In a previous post about creating a web3 app, we showed how to create a project from scratch and connect the application to a wallet like MetaMask. Those steps are essential if you want to go further with developing a web3 app.
You’ll need to go over the next two phases to have a valid app:
- read from the blockchain
- write on the blockchain
Below, you’ll find out what each of these two steps implies.
Smart Contract Functions – How to Read from The Blockchain
Reading from the blockchain is easier than it sounds. If you use the hooks from the Wagmi library, you can easily read data. The hook called “useContractRead” accepts multiple parameters, like:
- the address of the contract
- the contract interface (ABI)
- the method you want to call inside the contract
- many other optional parameters
For this tutorial, I deployed a very simple contract on Polygon’s Testnet called Mumbai. You can find the contract here.
Because the contract is on a different chain than the one I set the app config to, I made a small change and modified the chain from “mainnet” to “polygonMumbai” on the second line.
Now I have a contract that I can read from. The next step is to get the ABI (Application Binary Interface). ABI is basically a JSON that defines specific methods to execute a smart contract like:
- how the contract functions are called
- what parameters do these functions need

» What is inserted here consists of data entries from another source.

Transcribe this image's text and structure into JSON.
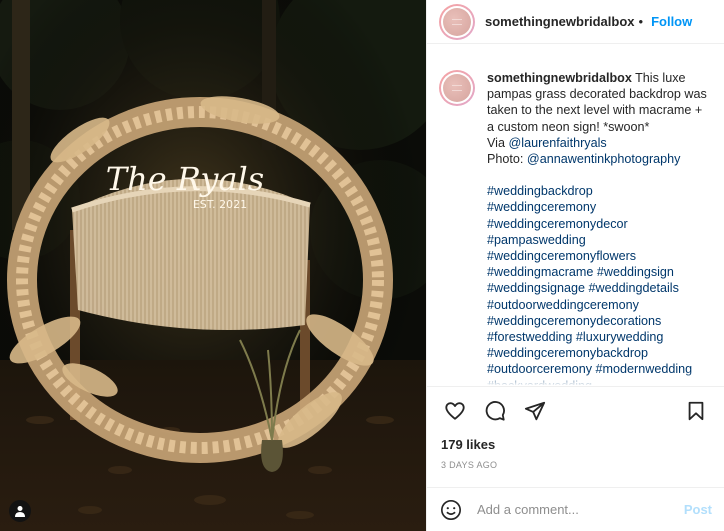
{
  "header": {
    "username": "somethingnewbridalbox",
    "separator": "•",
    "follow_label": "Follow"
  },
  "photo": {
    "description_icon": "user-tag-icon",
    "sign_text_main": "The Ryals",
    "sign_text_sub": "EST. 2021"
  },
  "caption": {
    "username": "somethingnewbridalbox",
    "text": " This luxe pampas grass decorated backdrop was taken to the next level with macrame + a custom neon sign! *swoon*",
    "via_prefix": "Via ",
    "via_handle": "@laurenfaithryals",
    "photo_prefix": "Photo: ",
    "photo_handle": "@annawentinkphotography",
    "hashtags": [
      "#weddingbackdrop",
      "#weddingceremony",
      "#weddingceremonydecor",
      "#pampaswedding",
      "#weddingceremonyflowers",
      "#weddingmacrame #weddingsign",
      "#weddingsignage #weddingdetails",
      "#outdoorweddingceremony",
      "#weddingceremonydecorations",
      "#forestwedding #luxurywedding",
      "#weddingceremonybackdrop",
      "#outdoorceremony #modernwedding",
      "#backyardwedding"
    ]
  },
  "actions": {
    "icons": [
      "heart-icon",
      "comment-icon",
      "share-icon",
      "bookmark-icon"
    ]
  },
  "likes_label": "179 likes",
  "date_label": "3 DAYS AGO",
  "comment_box": {
    "placeholder": "Add a comment...",
    "post_label": "Post"
  },
  "colors": {
    "accent": "#0095f6",
    "link": "#00376b",
    "post_disabled": "#b2dffc",
    "muted": "#8e8e8e"
  }
}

- what these functions return
I used Etherscan to get the ABI specification:
- Go to mumbai.polygonscan.com and search for the contract.
- Select the Contract tab.
- Scroll to the bottom until you find the “Contract ABI” section.
4. Export the ABI as a JSON or copy the contents and put it in a JSON file.
I usually create a “utils” folder in the root of the project that creates an “abis” folder to put all the ABI files here. Most times, you’ll work with multiple contracts, so you’ll need an accessible place to include all the small snippets you use throughout the application.
Now that I have everything I need, I can read from the blockchain. Since the contract is about greetings, I created a “Greeting” component that will show the greeting on the screen.
As you can see below, I use the “useContractRead” hook to which I pass these details:
- the address of the contract
- the ABI
- the name of the method
The hook will return:
- if the reading is loading
- any error during reading
- data if the reading is successful
When the reading isn’t loading, and there are no errors, I get the greeting from the contract.
For each case, I show different things, as you can see.
The moment the reading is complete, it’ll show the greeting like this:
Writing On the Blockchain Using Wagmi
For the most part, writing on the blockchain can be just as easy as reading. I’ll use the “useContractWrite” hook (the most common method to write on the blockchain using Wagmi), and create a “ChangeGreeting” component that will have an input and a “Save” button.
I created a “greeting” state where I’ll store the input. Like the reading part, I’ll now use the “useContractWrite” hook, which takes the same parameters, but also returns a “write” function which I’ll call on a button click.
As you can see in the “changeGreeting” function, the write function takes an array of arguments. Since the function I want to call has only one argument, I only pass the “greeting”.
You can call that function when you click the button. MetaMask will open and ask you to sign the transaction. After the transaction gets mined, you can refresh the page to see the new greeting.
This is how it looks:
Extra Options to Refresh Blockchain Data
Now you know how to read and write on the blockchain. Interested to know a simple way to refresh the greeting without reloading the page? There are actually multiple ways to do that, but here’s a simple one.
You just have to set the following two extra options in the “useContractRead” hook:
Watch, and cacheOnBlock will make it so the data refreshes every time a new block is mined. There are two downsides to this situation: the first one is that blocks are mined fast. The loading spinner will show every few seconds with the current code, even if the greeting hasn’t changed.
The second downside occurs when you refresh the data more often than needed, which can lead to many RPC requests.
There’s another efficient way to refresh data. Just to give you a hint, it involves events. I’ll reveal the tips in a future post.